For Spring Break this year (2004), we headed to Armenia.We had a great time! We traveled with our friends Maureen and Debbie. We visited Maureen's friend John, who is working for US Aid in Armenia. Mike, an ex-CAC teacher who is now teaching in Spain, also met us there.

We were lured to Armenia because we knew so little about it. We had to look on the map to find it (between Turkey, Georgia, Azerbaijan and Iran) and had a tough time finding the one guide book currently published for it (Bradt travel series).

Armenia was part of the old Soviet Union, and has been having a tough time since that country disintegrated 15 years ago. Many of it's 3.5 million citizens have immigrated and most of the rest have stopped reproducing. The country side is littered with huge, broken down factories. Otherwise, however, the country side is beautiful; 80% of the country is covered by mountains. The capital, Yerevan, has excellent views of Mt Ararat of Noah's Ark fame.

Outside Yerevan, hotels and restaurants were few and far between. We stayed mostly in "home stays". Other than the landscape, the major attractions of Armenia are hundreds of very old monasteries. Armenia was the first country to adopt Christianity as a state religion (around 300AD), so many of it's churches are very old indeed.

Robyn with Zora at the monastery of Haghartsin.
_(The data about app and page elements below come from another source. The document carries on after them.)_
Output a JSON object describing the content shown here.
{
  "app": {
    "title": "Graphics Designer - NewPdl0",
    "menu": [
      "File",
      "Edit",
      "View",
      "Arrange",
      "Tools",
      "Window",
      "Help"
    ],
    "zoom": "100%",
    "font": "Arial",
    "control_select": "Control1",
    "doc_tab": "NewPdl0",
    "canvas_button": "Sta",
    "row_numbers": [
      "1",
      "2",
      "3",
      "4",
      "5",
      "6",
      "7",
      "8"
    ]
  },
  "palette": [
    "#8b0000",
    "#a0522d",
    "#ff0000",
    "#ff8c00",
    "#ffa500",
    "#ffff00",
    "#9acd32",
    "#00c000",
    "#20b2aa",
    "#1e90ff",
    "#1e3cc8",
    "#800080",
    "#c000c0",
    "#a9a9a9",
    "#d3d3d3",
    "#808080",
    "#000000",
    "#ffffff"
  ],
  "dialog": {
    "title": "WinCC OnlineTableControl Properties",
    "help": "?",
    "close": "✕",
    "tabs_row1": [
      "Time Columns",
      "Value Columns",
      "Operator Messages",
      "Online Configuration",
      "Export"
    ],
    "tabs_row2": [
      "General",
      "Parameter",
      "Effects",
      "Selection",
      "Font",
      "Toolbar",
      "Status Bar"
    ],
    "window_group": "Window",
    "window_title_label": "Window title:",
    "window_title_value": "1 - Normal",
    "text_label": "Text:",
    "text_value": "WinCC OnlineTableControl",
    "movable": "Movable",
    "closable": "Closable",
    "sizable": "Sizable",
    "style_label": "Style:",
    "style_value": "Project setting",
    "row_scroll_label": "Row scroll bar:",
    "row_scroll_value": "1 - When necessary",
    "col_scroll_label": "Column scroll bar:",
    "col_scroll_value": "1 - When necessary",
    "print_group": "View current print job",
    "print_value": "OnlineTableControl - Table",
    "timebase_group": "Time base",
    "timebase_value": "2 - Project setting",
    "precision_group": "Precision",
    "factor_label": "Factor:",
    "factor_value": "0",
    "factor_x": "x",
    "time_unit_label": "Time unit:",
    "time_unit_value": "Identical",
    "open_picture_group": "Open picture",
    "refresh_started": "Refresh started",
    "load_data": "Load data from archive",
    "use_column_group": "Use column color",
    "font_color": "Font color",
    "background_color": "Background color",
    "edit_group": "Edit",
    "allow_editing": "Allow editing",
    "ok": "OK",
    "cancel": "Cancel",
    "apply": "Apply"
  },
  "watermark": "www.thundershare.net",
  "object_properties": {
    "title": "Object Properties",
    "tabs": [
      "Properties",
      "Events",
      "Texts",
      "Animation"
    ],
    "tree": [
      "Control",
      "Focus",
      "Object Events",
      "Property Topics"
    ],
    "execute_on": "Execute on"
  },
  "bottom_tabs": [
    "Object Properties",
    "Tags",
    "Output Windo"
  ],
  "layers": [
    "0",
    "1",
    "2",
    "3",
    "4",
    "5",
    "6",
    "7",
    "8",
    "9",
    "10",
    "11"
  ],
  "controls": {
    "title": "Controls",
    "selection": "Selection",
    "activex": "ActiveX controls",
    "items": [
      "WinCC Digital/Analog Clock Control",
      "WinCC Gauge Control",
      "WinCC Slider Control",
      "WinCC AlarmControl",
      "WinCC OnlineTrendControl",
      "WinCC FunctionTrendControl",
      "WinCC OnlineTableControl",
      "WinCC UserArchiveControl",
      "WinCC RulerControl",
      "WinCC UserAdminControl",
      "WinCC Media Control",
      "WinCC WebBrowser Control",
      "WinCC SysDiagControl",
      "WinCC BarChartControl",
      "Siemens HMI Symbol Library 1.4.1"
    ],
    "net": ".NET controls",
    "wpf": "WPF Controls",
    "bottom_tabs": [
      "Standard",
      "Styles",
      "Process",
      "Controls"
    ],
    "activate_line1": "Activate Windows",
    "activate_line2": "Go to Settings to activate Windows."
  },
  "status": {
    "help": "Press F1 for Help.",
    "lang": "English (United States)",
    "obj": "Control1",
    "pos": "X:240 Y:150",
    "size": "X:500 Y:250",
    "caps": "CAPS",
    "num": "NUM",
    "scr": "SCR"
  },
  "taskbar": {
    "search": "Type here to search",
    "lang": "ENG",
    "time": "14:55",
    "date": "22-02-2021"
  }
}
Zora was the owner of a homestay we stayed at in the old Soviet resort town of Dilijan.We went to Dilijan to do some hiking in the surrounding forested hills.

Robyn, Maureen, Mike and John in the expat bar of "Cheers" in Yerevan.

Mt Ararat.

Sometimes there's not much to do except have a nip or two of Vodka!


On a day trip out of Yerevan, we stop to admire Mt Ararat.

Part of the monastery of Gerhard.

The monastery of Goshavank.

Our "Home Stay" in Yerevan. We shared a bathroom with the owner and a boarder. The bathroom only had water 4 hours a day. The refrigerator was in our room, so the owner had to come into our room all the time. For $7 a night, I guess you can't complain!

We ran with the small Yerevan H3 group. They were a fun bunch!

Climbing some narrow steps at the monastery of Nordevank.

June 9, 2004
Keir Paesel